▶ [WHAT IS EXPECTED]
Every line containing the word "caption" must be pulled from the records.

------------------------

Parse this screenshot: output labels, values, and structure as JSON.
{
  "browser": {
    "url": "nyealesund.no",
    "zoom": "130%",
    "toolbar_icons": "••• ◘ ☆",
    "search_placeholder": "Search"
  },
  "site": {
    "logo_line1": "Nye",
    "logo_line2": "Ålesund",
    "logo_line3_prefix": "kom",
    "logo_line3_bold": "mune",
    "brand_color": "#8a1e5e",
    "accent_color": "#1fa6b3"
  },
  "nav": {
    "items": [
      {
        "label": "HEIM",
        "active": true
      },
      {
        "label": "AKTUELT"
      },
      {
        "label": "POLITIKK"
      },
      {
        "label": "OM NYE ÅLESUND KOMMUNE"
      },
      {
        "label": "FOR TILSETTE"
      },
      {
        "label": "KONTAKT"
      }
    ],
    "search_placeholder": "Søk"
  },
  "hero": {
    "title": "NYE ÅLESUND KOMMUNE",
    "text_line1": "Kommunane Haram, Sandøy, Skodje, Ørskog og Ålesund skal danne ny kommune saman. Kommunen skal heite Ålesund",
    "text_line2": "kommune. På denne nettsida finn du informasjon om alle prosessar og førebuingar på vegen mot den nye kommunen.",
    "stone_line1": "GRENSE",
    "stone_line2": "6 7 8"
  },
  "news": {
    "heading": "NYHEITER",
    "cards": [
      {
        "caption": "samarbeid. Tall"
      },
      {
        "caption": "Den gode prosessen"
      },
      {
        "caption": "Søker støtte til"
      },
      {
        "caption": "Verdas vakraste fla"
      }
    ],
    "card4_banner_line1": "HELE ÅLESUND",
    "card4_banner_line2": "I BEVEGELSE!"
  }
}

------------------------

▶ [SOLUTION FOR THIS EXERCISE]
        "caption": "samarbeid. Tall"
        "caption": "Den gode prosessen"
        "caption": "Søker støtte til"
        "caption": "Verdas vakraste fla"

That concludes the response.